So we hiked ... well, actually, we walked on the shoulder of a two-lane highway because we got lost. But the city shrunk behind us and the fields of grain now dry and golden brown, spread for miles to the right and left. Alyssa rued how easy it is to forget that traveling by foot is so simply rewarding, and I was grateful to forget the consumerism of a city for a day.
But when we tried to get back on the right path, we happened upon enormous warehouses of wholesale kitchen furniture and tents for outdoor celebrations. The buildings were concrete and nondescript, and deserted, since it was Sunday. As soon as we walked over a scale the size of a swimming pool, we realized we were in a weigh station for trucks, which made sense since we were next to a bulk food distribution center. There were no more fields, and diesel smells out-did the cow manure smells. This faceless industrial zone tainted our expectations for a refreshing stroll and the sight of mass production and its reliance on transportation didn't make sense in the countryside.
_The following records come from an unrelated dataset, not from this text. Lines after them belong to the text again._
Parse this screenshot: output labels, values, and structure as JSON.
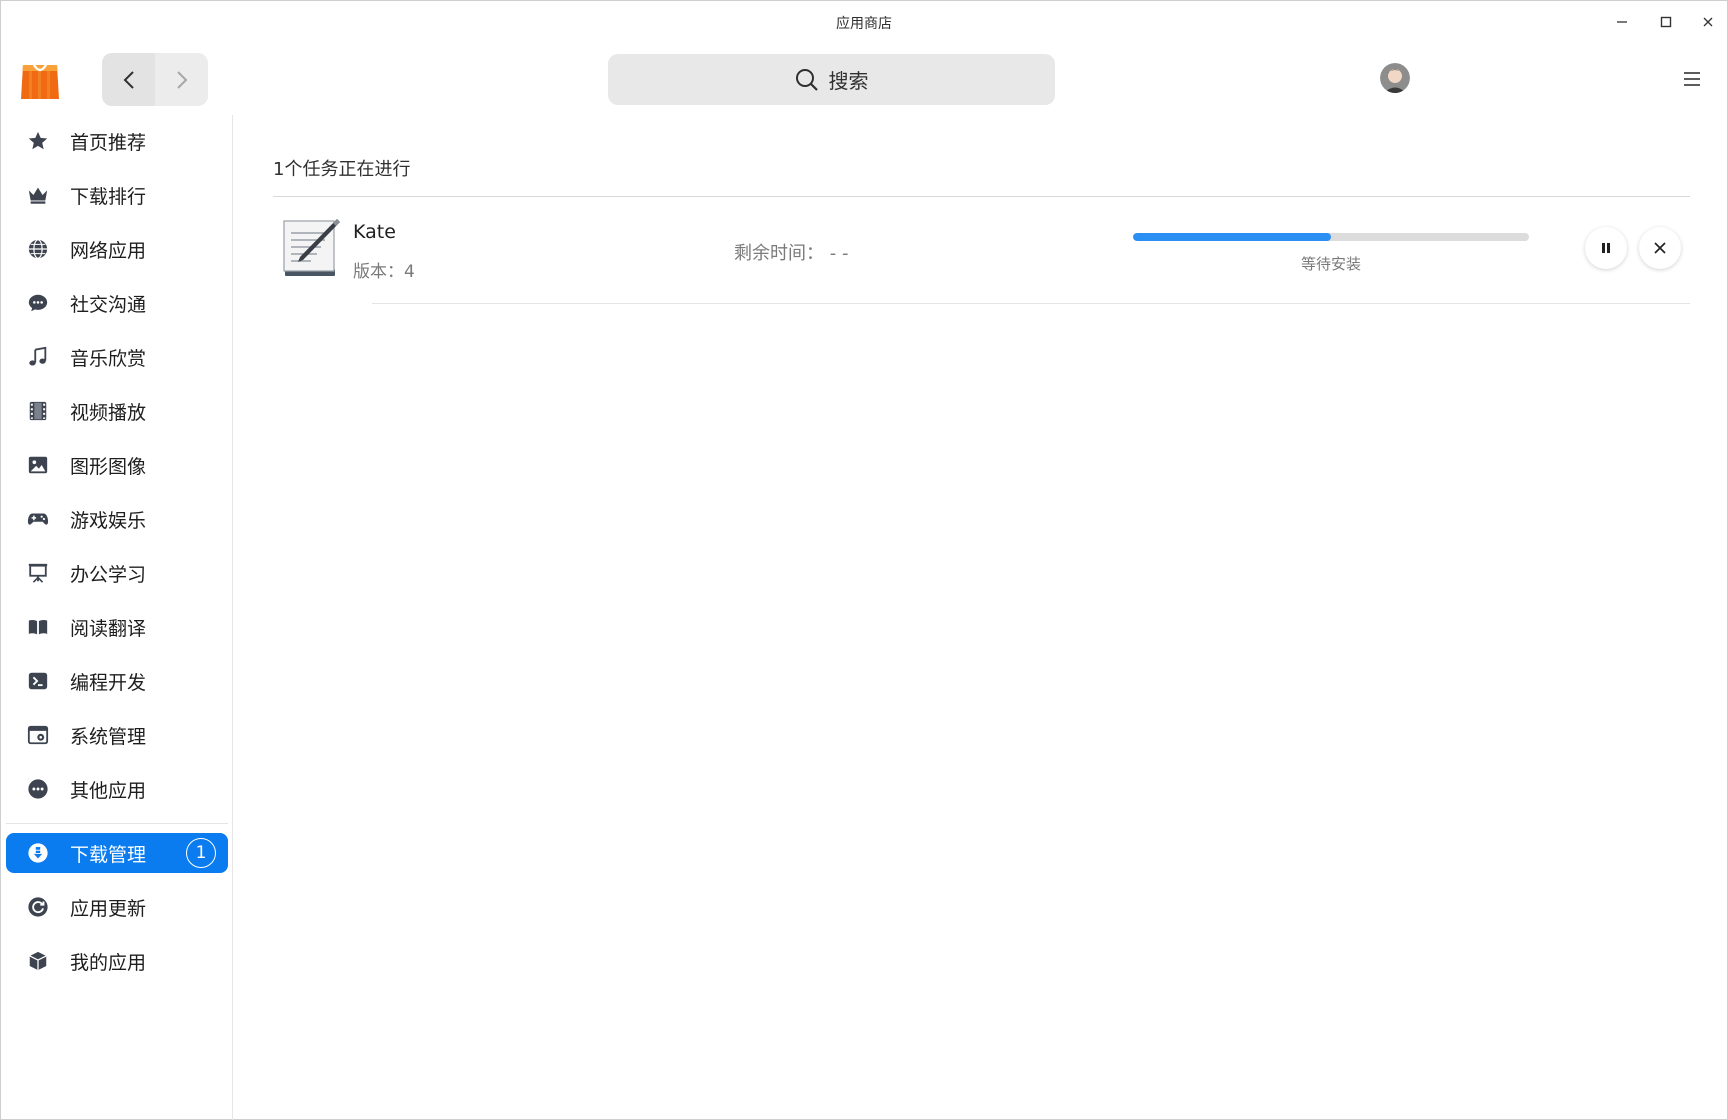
{
  "window": {
    "title": "应用商店",
    "controls": {
      "minimize": "minimize-icon",
      "maximize": "maximize-icon",
      "close": "close-icon"
    }
  },
  "toolbar": {
    "logo": "app-store-logo",
    "search_label": "搜索",
    "icons": {
      "back": "chevron-left-icon",
      "forward": "chevron-right-icon",
      "search": "search-icon",
      "menu": "menu-icon"
    }
  },
  "sidebar": {
    "items": [
      {
        "label": "首页推荐",
        "icon": "star-icon"
      },
      {
        "label": "下载排行",
        "icon": "crown-icon"
      },
      {
        "label": "网络应用",
        "icon": "globe-icon"
      },
      {
        "label": "社交沟通",
        "icon": "chat-icon"
      },
      {
        "label": "音乐欣赏",
        "icon": "music-icon"
      },
      {
        "label": "视频播放",
        "icon": "film-icon"
      },
      {
        "label": "图形图像",
        "icon": "image-icon"
      },
      {
        "label": "游戏娱乐",
        "icon": "gamepad-icon"
      },
      {
        "label": "办公学习",
        "icon": "presentation-icon"
      },
      {
        "label": "阅读翻译",
        "icon": "book-icon"
      },
      {
        "label": "编程开发",
        "icon": "terminal-icon"
      },
      {
        "label": "系统管理",
        "icon": "system-icon"
      },
      {
        "label": "其他应用",
        "icon": "more-icon"
      }
    ],
    "bottom_items": [
      {
        "label": "下载管理",
        "icon": "download-icon",
        "badge": "1",
        "active": true
      },
      {
        "label": "应用更新",
        "icon": "refresh-icon"
      },
      {
        "label": "我的应用",
        "icon": "package-icon"
      }
    ]
  },
  "main": {
    "tasks_title": "1个任务正在进行",
    "task": {
      "name": "Kate",
      "version": "版本：4",
      "remaining": "剩余时间：  - -",
      "progress_percent": 50,
      "status": "等待安装",
      "icon": "kate-app-icon",
      "actions": {
        "pause": "pause-icon",
        "cancel": "close-icon"
      }
    }
  },
  "colors": {
    "accent": "#0a7cf0",
    "progress": "#2b8ef3",
    "icon_gray": "#3d4450"
  }
}
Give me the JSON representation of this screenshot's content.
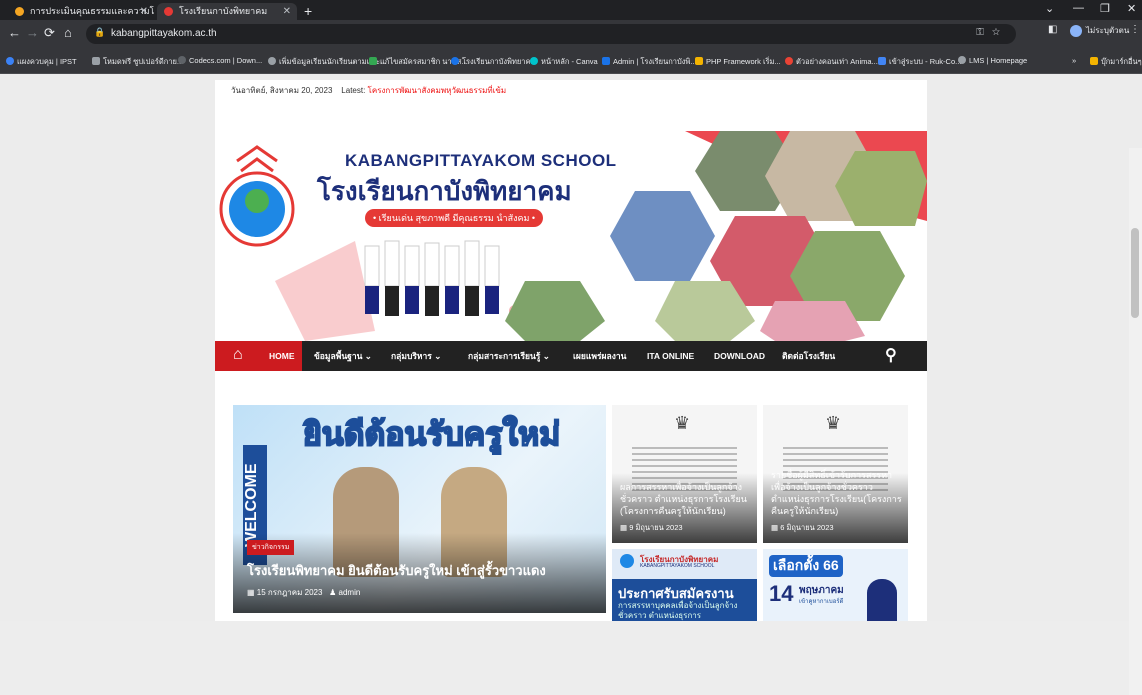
{
  "browser": {
    "tabs": [
      {
        "label": "การประเมินคุณธรรมและความโปร่งใส (I",
        "active": false
      },
      {
        "label": "โรงเรียนกาบังพิทยาคม",
        "active": true
      }
    ],
    "url": "kabangpittayakom.ac.th",
    "profile_label": "ไม่ระบุตัวตน",
    "bookmarks": [
      "แผงควบคุม | IPST",
      "โหมดฟรี ซูปเปอร์ดีกาย...",
      "Codecs.com | Down...",
      "เพิ่มข้อมูลเรียนนักเรียนตามและ...",
      "แก้ไขสมัครสมาชิก นาฬส...",
      "โรงเรียนกาบังพิทยาคม",
      "หน้าหลัก - Canva",
      "Admin | โรงเรียนกาบังพิ...",
      "PHP Framework เริ่ม...",
      "ตัวอย่างคอนเท่า Anima...",
      "เข้าสู่ระบบ - Ruk-Co...",
      "LMS | Homepage",
      "บุ๊กมาร์กอื่นๆ"
    ]
  },
  "site": {
    "date": "วันอาทิตย์, สิงหาคม 20, 2023",
    "latest_label": "Latest:",
    "latest_text": "โครงการพัฒนาสังคมพหุวัฒนธรรมที่เข้ม",
    "banner": {
      "school_en": "KABANGPITTAYAKOM SCHOOL",
      "school_th": "โรงเรียนกาบังพิทยาคม",
      "motto": "• เรียนเด่น สุขภาพดี มีคุณธรรม นำสังคม •"
    },
    "menu": [
      "HOME",
      "ข้อมูลพื้นฐาน",
      "กลุ่มบริหาร",
      "กลุ่มสาระการเรียนรู้",
      "เผยแพร่ผลงาน",
      "ITA ONLINE",
      "DOWNLOAD",
      "ติดต่อโรงเรียน"
    ],
    "featured": {
      "headline": "ยินดีต้อนรับครูใหม่",
      "welcome_side": "WELCOME",
      "category": "ข่าวกิจกรรม",
      "title": "โรงเรียนพิทยาคม ยินดีต้อนรับครูใหม่ เข้าสู่รั้วขาวแดง",
      "date": "15 กรกฎาคม 2023",
      "author": "admin"
    },
    "cards": [
      {
        "title": "ผลการสรรหาเพื่อจ้างเป็นลูกจ้างชั่วคราว ตำแหน่งธุรการโรงเรียน (โครงการคืนครูให้นักเรียน)",
        "date": "9 มิถุนายน 2023"
      },
      {
        "title": "รายชื่อผู้มีสิทธิ์เข้ารับการสรรหาเพื่อจ้างเป็นลูกจ้างชั่วคราว ตำแหน่งธุรการโรงเรียน(โครงการคืนครูให้นักเรียน)",
        "date": "6 มิถุนายน 2023"
      },
      {
        "title": "ประกาศรับสมัครงาน",
        "subtitle": "การสรรหาบุคคลเพื่อจ้างเป็นลูกจ้างชั่วคราว ตำแหน่งธุรการ",
        "school": "โรงเรียนกาบังพิทยาคม",
        "school_en": "KABANGPITTAYAKOM SCHOOL"
      },
      {
        "title": "เลือกตั้ง 66",
        "day": "14",
        "month": "พฤษภาคม",
        "sub": "เข้าคูหากาเบอร์ดี"
      }
    ]
  },
  "colors": {
    "accent_red": "#cc1b1f",
    "menu_bg": "#222222",
    "banner_navy": "#1d2f7a"
  }
}
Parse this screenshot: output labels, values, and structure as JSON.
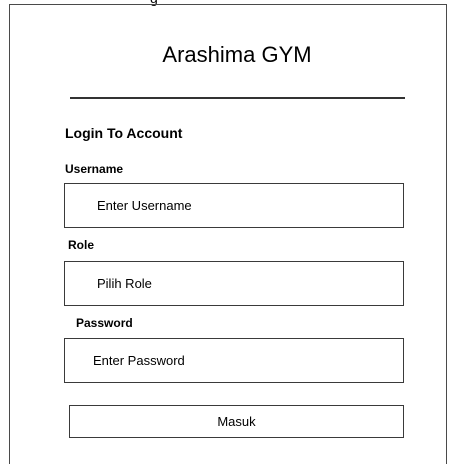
{
  "page": {
    "top_fragment": "g"
  },
  "header": {
    "title": "Arashima GYM"
  },
  "form": {
    "heading": "Login To Account",
    "username": {
      "label": "Username",
      "placeholder": "Enter Username"
    },
    "role": {
      "label": "Role",
      "placeholder": "Pilih Role"
    },
    "password": {
      "label": "Password",
      "placeholder": "Enter Password"
    },
    "submit_label": "Masuk"
  }
}
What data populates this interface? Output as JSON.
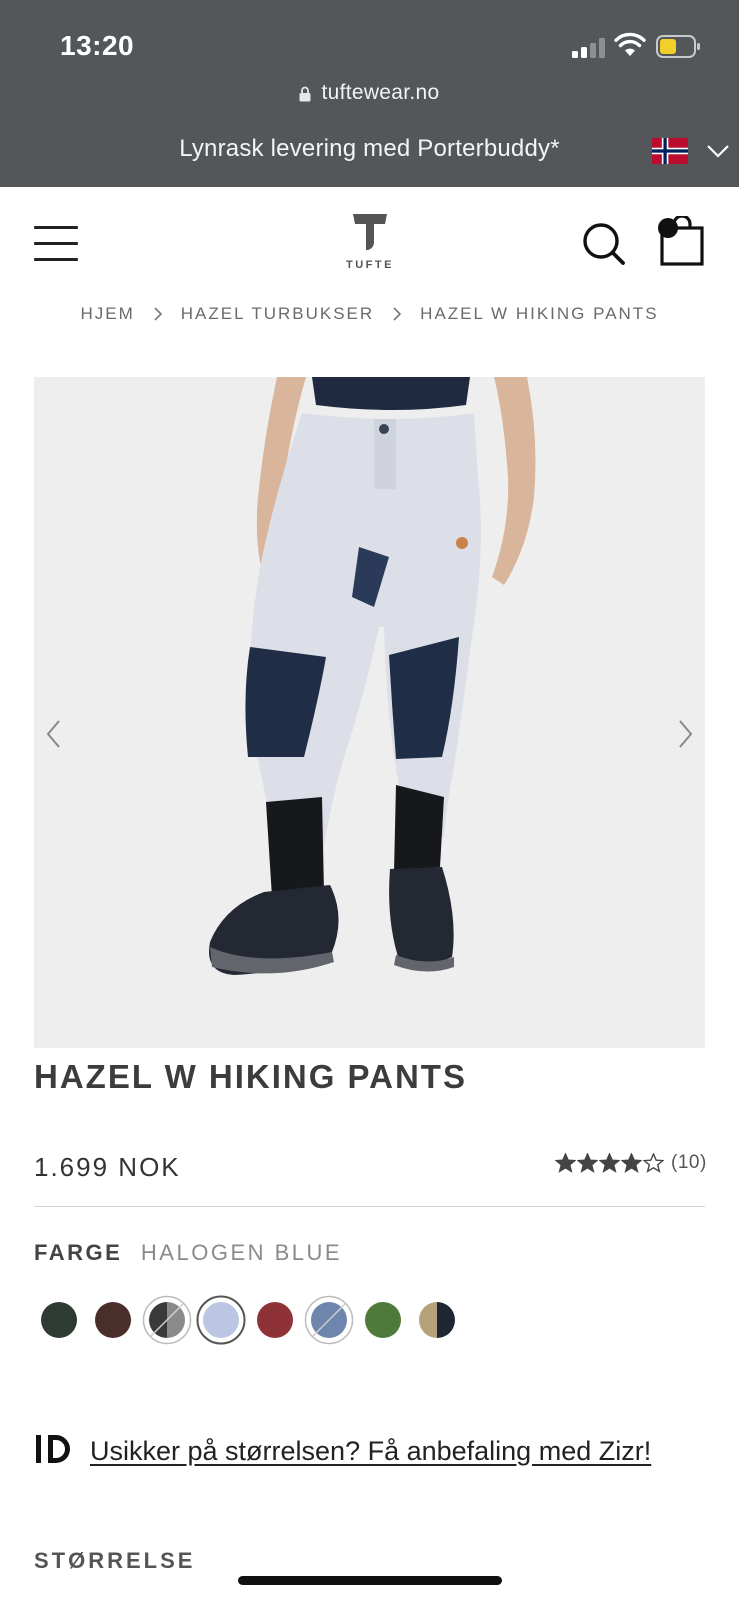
{
  "status_bar": {
    "time": "13:20"
  },
  "browser": {
    "url": "tuftewear.no"
  },
  "promo": {
    "text": "Lynrask levering med Porterbuddy*",
    "country": "NO"
  },
  "header": {
    "logo_text": "TUFTE"
  },
  "breadcrumb": [
    "HJEM",
    "HAZEL TURBUKSER",
    "HAZEL W HIKING PANTS"
  ],
  "product": {
    "brand": "HAZEL",
    "name": "W HIKING PANTS",
    "price": "1.699 NOK",
    "rating_stars": 4,
    "rating_max": 5,
    "review_count": "(10)"
  },
  "color": {
    "label": "FARGE",
    "selected": "HALOGEN BLUE",
    "swatches": [
      {
        "colors": [
          "#2e3b33"
        ],
        "selected": false,
        "unavailable": false
      },
      {
        "colors": [
          "#4a2e2a"
        ],
        "selected": false,
        "unavailable": false
      },
      {
        "colors": [
          "#3a3a3a",
          "#8a8a8a"
        ],
        "selected": false,
        "unavailable": true
      },
      {
        "colors": [
          "#bac6e3"
        ],
        "selected": true,
        "unavailable": false
      },
      {
        "colors": [
          "#8e3238"
        ],
        "selected": false,
        "unavailable": false
      },
      {
        "colors": [
          "#6e85ad"
        ],
        "selected": false,
        "unavailable": true
      },
      {
        "colors": [
          "#4f7a39"
        ],
        "selected": false,
        "unavailable": false
      },
      {
        "colors": [
          "#b5a27a",
          "#1e2533"
        ],
        "selected": false,
        "unavailable": false
      }
    ]
  },
  "size_help": {
    "link_text": "Usikker på størrelsen? Få anbefaling med Zizr!"
  },
  "size": {
    "label": "STØRRELSE"
  }
}
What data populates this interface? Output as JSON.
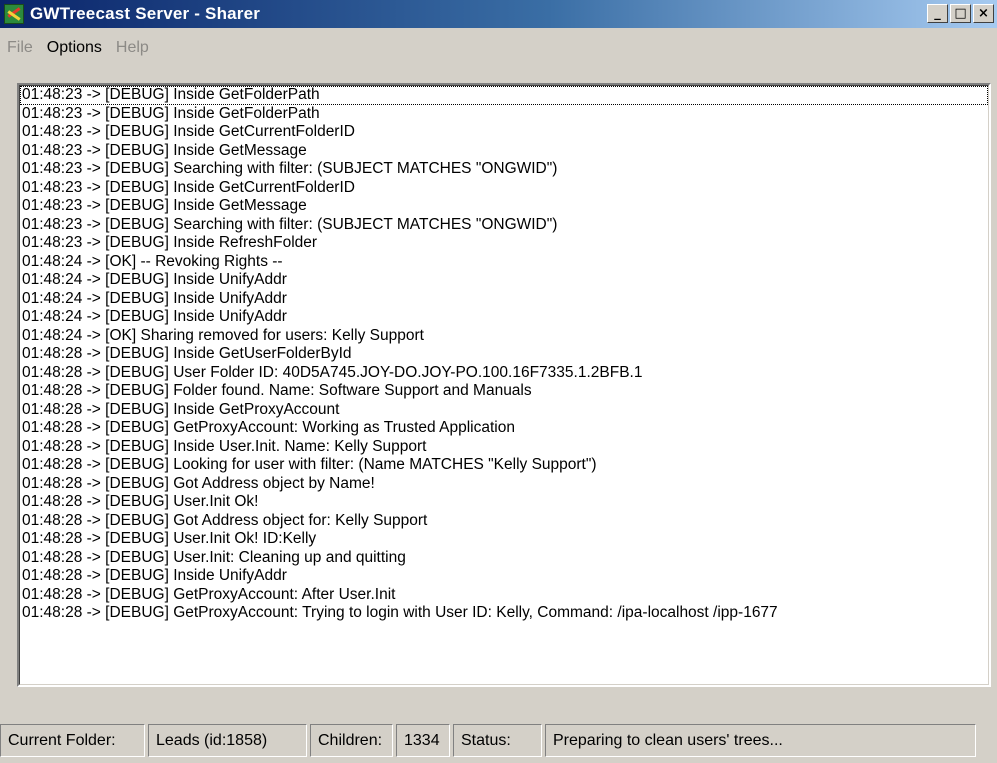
{
  "window": {
    "title": "GWTreecast Server - Sharer",
    "app_icon": "treecast-app-icon",
    "buttons": {
      "minimize": "_",
      "maximize": "□",
      "close": "×"
    }
  },
  "menu": {
    "items": [
      {
        "label": "File",
        "enabled": false
      },
      {
        "label": "Options",
        "enabled": true
      },
      {
        "label": "Help",
        "enabled": false
      }
    ]
  },
  "log": {
    "lines": [
      "01:48:23 -> [DEBUG] Inside GetFolderPath",
      "01:48:23 -> [DEBUG] Inside GetFolderPath",
      "01:48:23 -> [DEBUG] Inside GetCurrentFolderID",
      "01:48:23 -> [DEBUG] Inside GetMessage",
      "01:48:23 -> [DEBUG] Searching with filter: (SUBJECT MATCHES \"ONGWID\")",
      "01:48:23 -> [DEBUG] Inside GetCurrentFolderID",
      "01:48:23 -> [DEBUG] Inside GetMessage",
      "01:48:23 -> [DEBUG] Searching with filter: (SUBJECT MATCHES \"ONGWID\")",
      "01:48:23 -> [DEBUG] Inside RefreshFolder",
      "01:48:24 -> [OK] -- Revoking Rights --",
      "01:48:24 -> [DEBUG] Inside UnifyAddr",
      "01:48:24 -> [DEBUG] Inside UnifyAddr",
      "01:48:24 -> [DEBUG] Inside UnifyAddr",
      "01:48:24 -> [OK] Sharing removed for users: Kelly Support",
      "01:48:28 -> [DEBUG] Inside GetUserFolderById",
      "01:48:28 -> [DEBUG] User Folder ID: 40D5A745.JOY-DO.JOY-PO.100.16F7335.1.2BFB.1",
      "01:48:28 -> [DEBUG] Folder found. Name: Software Support and Manuals",
      "01:48:28 -> [DEBUG] Inside GetProxyAccount",
      "01:48:28 -> [DEBUG] GetProxyAccount: Working as Trusted Application",
      "01:48:28 -> [DEBUG] Inside User.Init. Name: Kelly Support",
      "01:48:28 -> [DEBUG] Looking for user with  filter: (Name MATCHES \"Kelly Support\")",
      "01:48:28 -> [DEBUG] Got Address object by Name!",
      "01:48:28 -> [DEBUG] User.Init Ok!",
      "01:48:28 -> [DEBUG] Got Address object for: Kelly Support",
      "01:48:28 -> [DEBUG] User.Init Ok! ID:Kelly",
      "01:48:28 -> [DEBUG] User.Init: Cleaning up and quitting",
      "01:48:28 -> [DEBUG] Inside UnifyAddr",
      "01:48:28 -> [DEBUG] GetProxyAccount: After User.Init",
      "01:48:28 -> [DEBUG] GetProxyAccount: Trying to login with User ID: Kelly, Command: /ipa-localhost /ipp-1677"
    ]
  },
  "status": {
    "current_folder_label": "Current Folder:",
    "current_folder_value": "Leads (id:1858)",
    "children_label": "Children:",
    "children_value": "1334",
    "status_label": "Status:",
    "status_value": "Preparing to clean users' trees..."
  }
}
In fact, it made little sense at the time because we had turned our backs to the city. Rural culture may not need all-purpose party tents and thousands of chrome faucets. However, the city, less than five miles away, sustains a market for these items. The grocery stores need trucks to deliver food and most stores in Zamora are quaint shops, not nearly big enough to display party tents.
I was surprised at the beginning of the trip when I witnessed urban dwellers benefiting from their natural surroundings at the park and along the river. Now, out in the countryside, I was equally surprised to see the rural space used for the city's benefit, like an external hard drive for excess material that would not fit within the hectic cityscape. The relationship between the two areas is so strong that I found signs of the city amidst farmland and vice versa, and I'm sure I could find similar patterns at home in the United States and around the world. While I was searching for unpolluted air and pastoral surroundings, I found that my notions of the countryside were heavily romanticized and that they are interdependent environments.
At the end of the hike I was busy mulling over these new ideas about my place and space in the world, but my legs were so tired they could not carry me another mile.
Photos: Allie Taylor